A well-written lease is the best device for protecting both the landlord and the tenants. In fact, as Orlando property management firm Warner Quinlan, Inc., points out, “Property owners might agree verbally with their tenants that a certain amount will be paid, but there’s no documentation to prove it once those tenants stop paying. This goes wrong 99 times out of… 100. You cannot operate without a (written) lease.”
Every question that could come up through the tenants’ stay should be addressed in the lease agreement (some call this a rental agreement). This way, there is no confusion about your expectations. Here are just a few issues that a written lease should clarify:
Pets – If permitted, how many, what size, what fees?
Guests – How many allowed? How long may they stay?
Late fees – How much? What is the grace period?
Parking – Where? How many spaces?
Trash and Recycling bins – Where do they get placed? Which days?
Renewal – Does the lease automatically renew? For a year? Month to month?
Written notices are the other important tool for managing rental properties. A notice should be the landlord’s immediate response to any lease rules that are broken. Whether or not the tenant is a relative or friend, unpaid rent and other lease violations are not subjects for a verbal discussion; they are matters that must be recorded in writing and monitored until resolved. If you can’t picture yourself having a process server deliver a late rent notice to your adult children, or sister-in-law, or longtime friend, then you may need to hire a property manager who can do that for you.

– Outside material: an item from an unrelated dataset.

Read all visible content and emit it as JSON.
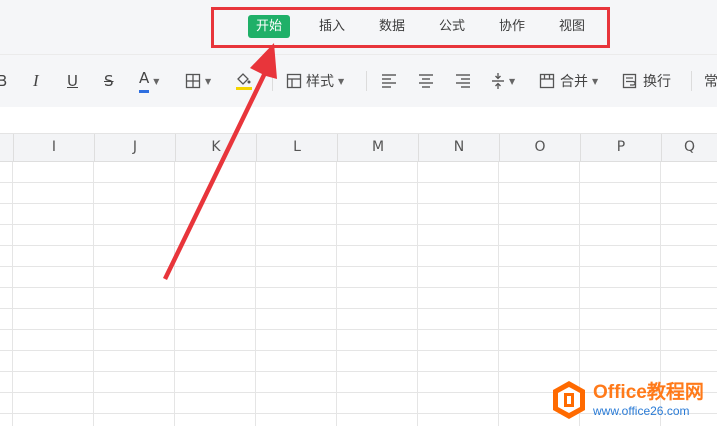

No rental arrangement is guaranteed to be uncomplicated. However, honest communication at the start, a good written lease, and the ability to immediately enforce the rules you set will eliminate much of the potential for misunderstanding. They may even help preserve relationships if you decide to rent to friend or family.
The Nest summarizes it nicely in saying, “Build the proper framework from the beginning and avoid conflict.” After all, renting to friends and family isn’t the same as inviting those folks to celebrate Thanksgiving dinner at your house. It is strictly a business relationship, and must be handled like one.